Project Evo X GSR- Testing the K&N Typhoon Cold Air Intake
By Mike Kojima
Our latest addition to the MotoIQ Project Car Posse is the second Project Evo X in our test fleet. Our first Project Evo X is an MR model with the SST dual clutch transmission. The owner of that Evo is reluctant to venture beyond very simple engine bolt ons due to the nature of the transmission. He has already experienced overheating and limp mode with just a few laps around a track and even when we installed auxiliary cooling he was shocked to see how badly hammered the transmission fluid on the car was after just a few miles.
|The K&N Typhoon Cold Air Intake is a high quality piece. The kit was complete down to the last bit of hardware.
Since the car is his daily driver, he was reluctant to modify the engine beyond some simple stuff so we had to find another Project Evo X to showcase some more parts in the engine department. Our new Evo X is a five speed GSR model owned by KW Tech Chris Marion who we work with quite a bit in the Formula D and road race world.
|Due to the EVO X's penchant for being difficult with Cold Air Intakes, mostly due to altered MAF readings causing A/F drift, we enlisted the help of an experienced tuner, Naji Dahi of Looney Tuning to help us do a more complete and thorough evaluation of the intake. Here Naji is reflashing the ECU so EvoScan, a data logging software that is especially for Evolutions can be used.
We have a bunch of mods planned for Chris’s car, the first being a Typhoon cold air intake by K&N. The Intake worked so well that we decided to make it our first MotoIQ Certified Legit evaluation. The K&N Typhoon intake came with a dyno sheet that proudly proclaimed guaranteed power. Glancing at the dyno sheet we could see that the intake increased power by 20 hp near peak RPM. That seemed like a big gain so we had our concerns, this was a lot for just an intake, was it true or BS? We were going to find out with testing that was a little more in depth than just strapping the car to a dyno for a few quick pulls.
|To monitor the A/F ratio we used an Innovate Motorsports KM-2 air/ fuel ratio meter. We ran the sensor in the exhaust since the stock exhaust didn't have a bung to mount the Bosch wideband sensor. Naji told us he sees comparable results using a tailpipe mount sensor to one in the downpipe although he prefers that the sensor be located in the downpipe.

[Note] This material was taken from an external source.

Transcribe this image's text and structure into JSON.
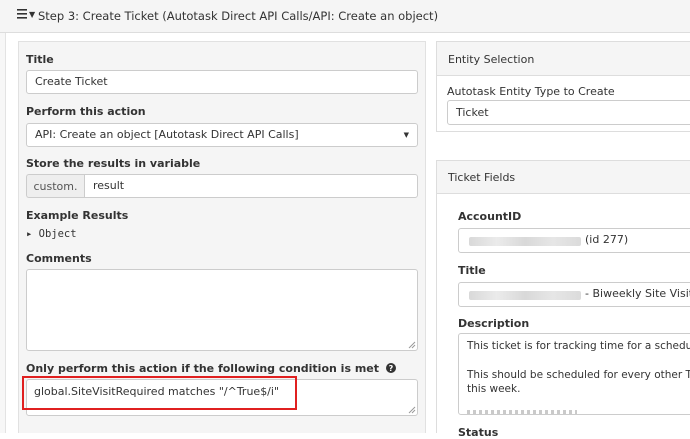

The stock airbox and intake on the Evo X is pretty restrictive. The stock ECU programming is also very rich. Depending on the year of the car, the Evo X tends to run an air fuel ratio of 9.5:1 or richer in stock condition. This is exceedingly rich, so rich that the car is surfing right on the limit of rich knock, where a super rich mixture can actually contribute to detonation. The Evo X responds well to air intakes as they relieve the restriction and also tend to make the car run leaner.
|The K&N Typhoon air intake comes with a set of excellent instructions with clear pictures which of course we didn't read until after we were done and noticed a few extra parts, duh.